Sometimes, in times of pressure, we all need a little comfort food; a tv dinner with a reduced-price yellow sticker, a slouch on the couch with a big bar of chocolate. Donald Petrie’s 2000 comedy was never expected to be one for the ages; the story of a tough cop (Sandra Bullock) who goes undercover at a Texas beauty pageant, Miss Congeniality doesn’t aim for the stars. But it does deliver, with a silly but effective story, some neat support from Michael Caine in particular, and a goal to be a fluffy, undemanding two hours of entertainment.
Petrie opens with a slew of clichés; we first see Gracie Hart (Bullock) in a stake-out, then buying a round of coffee for her pals on the force; we don’t see her in a donut shop, but it’s clear we’re not re-inventing the wheel here in terms of police-work. The product placements for Starbucks is painfully obvious as motivation for these scenes, but things take a lift when Gracie is co-opted to track down a mad bomber who is threatening a televised beauty pageant. Organisers (Candice Bergen and William Shatner, somehow) are faced with bringing Gracie into line with the other contestants, and bring in the flamboyant Victor Melling (Caine) to urgently sort out her looks and deportment as time runs out…
Although Melling is described as a fruit-cake and wears a bright pink suit, he’s camp rather than gay, and Caine resists stereotyped humour and warms to his task as a genial Henry Higgins type. Bullock tries out a prototype of her cop from The Heat, and manages the character comedy and pratfalls well. And while hardly a central text of women’s liberation, it’s kind of fun the way Gracie learns to respect the other contestants as people, and put aside her own prejudice of what a woman could and should be.

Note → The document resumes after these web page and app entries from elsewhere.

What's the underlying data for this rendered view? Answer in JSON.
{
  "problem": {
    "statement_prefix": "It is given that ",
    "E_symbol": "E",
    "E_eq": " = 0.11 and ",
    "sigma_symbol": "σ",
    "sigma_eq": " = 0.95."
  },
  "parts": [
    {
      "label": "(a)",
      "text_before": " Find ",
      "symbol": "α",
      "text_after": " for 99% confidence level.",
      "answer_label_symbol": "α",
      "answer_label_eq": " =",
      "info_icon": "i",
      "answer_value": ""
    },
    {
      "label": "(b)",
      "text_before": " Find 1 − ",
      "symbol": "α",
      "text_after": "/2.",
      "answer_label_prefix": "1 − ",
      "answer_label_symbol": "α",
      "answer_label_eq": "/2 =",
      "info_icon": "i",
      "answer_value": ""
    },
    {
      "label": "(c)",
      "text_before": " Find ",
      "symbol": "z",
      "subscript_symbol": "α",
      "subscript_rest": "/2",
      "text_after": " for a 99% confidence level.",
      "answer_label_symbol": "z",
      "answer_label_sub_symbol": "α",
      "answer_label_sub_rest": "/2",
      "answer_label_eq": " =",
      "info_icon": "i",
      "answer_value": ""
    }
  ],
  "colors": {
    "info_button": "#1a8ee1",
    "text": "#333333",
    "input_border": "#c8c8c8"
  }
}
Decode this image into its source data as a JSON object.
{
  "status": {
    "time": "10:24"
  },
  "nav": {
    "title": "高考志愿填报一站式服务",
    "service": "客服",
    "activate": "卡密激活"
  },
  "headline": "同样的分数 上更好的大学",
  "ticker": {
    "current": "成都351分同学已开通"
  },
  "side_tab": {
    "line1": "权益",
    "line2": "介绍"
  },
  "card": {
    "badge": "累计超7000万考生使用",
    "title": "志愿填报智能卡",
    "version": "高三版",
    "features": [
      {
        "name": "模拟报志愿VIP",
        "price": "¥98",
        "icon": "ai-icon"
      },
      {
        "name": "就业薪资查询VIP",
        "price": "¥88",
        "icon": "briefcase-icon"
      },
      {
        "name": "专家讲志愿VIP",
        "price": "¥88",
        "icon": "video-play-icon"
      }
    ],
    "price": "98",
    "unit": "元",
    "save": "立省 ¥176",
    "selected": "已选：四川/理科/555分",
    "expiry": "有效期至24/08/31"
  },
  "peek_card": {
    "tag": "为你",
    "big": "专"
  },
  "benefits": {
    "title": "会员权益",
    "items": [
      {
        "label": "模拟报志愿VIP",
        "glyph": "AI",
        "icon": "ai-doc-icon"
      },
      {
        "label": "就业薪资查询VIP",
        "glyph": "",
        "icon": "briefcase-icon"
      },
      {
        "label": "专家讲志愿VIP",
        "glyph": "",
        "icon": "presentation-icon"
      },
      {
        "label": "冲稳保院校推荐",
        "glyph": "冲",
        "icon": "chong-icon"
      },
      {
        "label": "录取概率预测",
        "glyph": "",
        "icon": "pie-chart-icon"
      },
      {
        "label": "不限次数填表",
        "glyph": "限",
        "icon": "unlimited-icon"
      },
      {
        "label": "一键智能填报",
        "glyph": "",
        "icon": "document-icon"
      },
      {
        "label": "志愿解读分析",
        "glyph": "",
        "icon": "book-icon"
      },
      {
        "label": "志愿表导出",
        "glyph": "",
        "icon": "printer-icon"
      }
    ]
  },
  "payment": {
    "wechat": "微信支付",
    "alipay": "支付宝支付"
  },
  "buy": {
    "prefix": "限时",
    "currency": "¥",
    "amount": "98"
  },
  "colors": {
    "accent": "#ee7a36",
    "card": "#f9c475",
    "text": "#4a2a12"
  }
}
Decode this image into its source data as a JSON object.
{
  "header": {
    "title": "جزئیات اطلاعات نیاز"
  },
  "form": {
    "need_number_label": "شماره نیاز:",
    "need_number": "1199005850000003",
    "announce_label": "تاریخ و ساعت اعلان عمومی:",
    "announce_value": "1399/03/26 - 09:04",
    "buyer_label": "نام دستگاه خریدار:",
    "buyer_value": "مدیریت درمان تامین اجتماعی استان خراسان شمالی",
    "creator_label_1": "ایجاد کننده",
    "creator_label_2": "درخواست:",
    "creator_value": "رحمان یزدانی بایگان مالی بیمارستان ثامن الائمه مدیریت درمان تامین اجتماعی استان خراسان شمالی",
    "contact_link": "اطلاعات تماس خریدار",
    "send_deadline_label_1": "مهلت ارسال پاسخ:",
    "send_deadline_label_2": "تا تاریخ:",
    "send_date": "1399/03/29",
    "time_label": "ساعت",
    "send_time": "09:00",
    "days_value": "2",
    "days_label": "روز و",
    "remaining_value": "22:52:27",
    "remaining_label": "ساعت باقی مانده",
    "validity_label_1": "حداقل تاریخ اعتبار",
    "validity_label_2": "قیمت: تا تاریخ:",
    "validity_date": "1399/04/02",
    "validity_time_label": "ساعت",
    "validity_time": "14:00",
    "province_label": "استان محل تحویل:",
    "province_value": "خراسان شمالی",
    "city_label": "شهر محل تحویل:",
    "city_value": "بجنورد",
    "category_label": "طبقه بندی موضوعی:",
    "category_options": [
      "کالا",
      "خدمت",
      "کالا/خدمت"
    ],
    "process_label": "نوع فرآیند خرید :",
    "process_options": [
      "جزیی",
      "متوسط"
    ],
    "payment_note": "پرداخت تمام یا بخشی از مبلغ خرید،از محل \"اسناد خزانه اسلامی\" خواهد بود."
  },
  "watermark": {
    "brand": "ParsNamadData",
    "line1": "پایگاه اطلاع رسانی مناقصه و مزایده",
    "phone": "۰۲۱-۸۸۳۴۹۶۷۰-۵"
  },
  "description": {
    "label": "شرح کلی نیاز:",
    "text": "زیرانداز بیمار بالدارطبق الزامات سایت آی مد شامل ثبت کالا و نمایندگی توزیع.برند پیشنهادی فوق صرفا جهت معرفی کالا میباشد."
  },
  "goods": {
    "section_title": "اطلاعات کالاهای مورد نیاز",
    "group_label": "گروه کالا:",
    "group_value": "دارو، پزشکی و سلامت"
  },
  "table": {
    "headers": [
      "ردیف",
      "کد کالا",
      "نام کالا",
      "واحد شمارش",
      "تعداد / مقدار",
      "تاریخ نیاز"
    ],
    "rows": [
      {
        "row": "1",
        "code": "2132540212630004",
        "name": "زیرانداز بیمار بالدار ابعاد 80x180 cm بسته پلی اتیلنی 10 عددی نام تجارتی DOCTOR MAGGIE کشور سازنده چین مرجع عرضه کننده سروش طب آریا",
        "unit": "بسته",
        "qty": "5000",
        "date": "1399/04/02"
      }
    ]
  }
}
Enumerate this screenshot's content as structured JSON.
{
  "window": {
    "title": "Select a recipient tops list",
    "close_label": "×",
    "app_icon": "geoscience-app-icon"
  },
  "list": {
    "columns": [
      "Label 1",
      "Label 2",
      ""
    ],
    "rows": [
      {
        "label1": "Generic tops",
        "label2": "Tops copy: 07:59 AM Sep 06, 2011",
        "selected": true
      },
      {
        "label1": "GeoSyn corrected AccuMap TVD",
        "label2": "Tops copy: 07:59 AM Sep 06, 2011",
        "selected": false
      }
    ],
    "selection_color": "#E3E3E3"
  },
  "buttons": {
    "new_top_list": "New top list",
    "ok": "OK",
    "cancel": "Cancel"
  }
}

This is a functional blockbuster to be sure, utterly ridiculous in conception, but riddled with small, tiny, yet amusing moments. Not destined for the Smithsonian, it’s the kind of film that works when you can’t face watching a film; slight, gentle, but well enough honed to engage on a long lockdown winter’s night.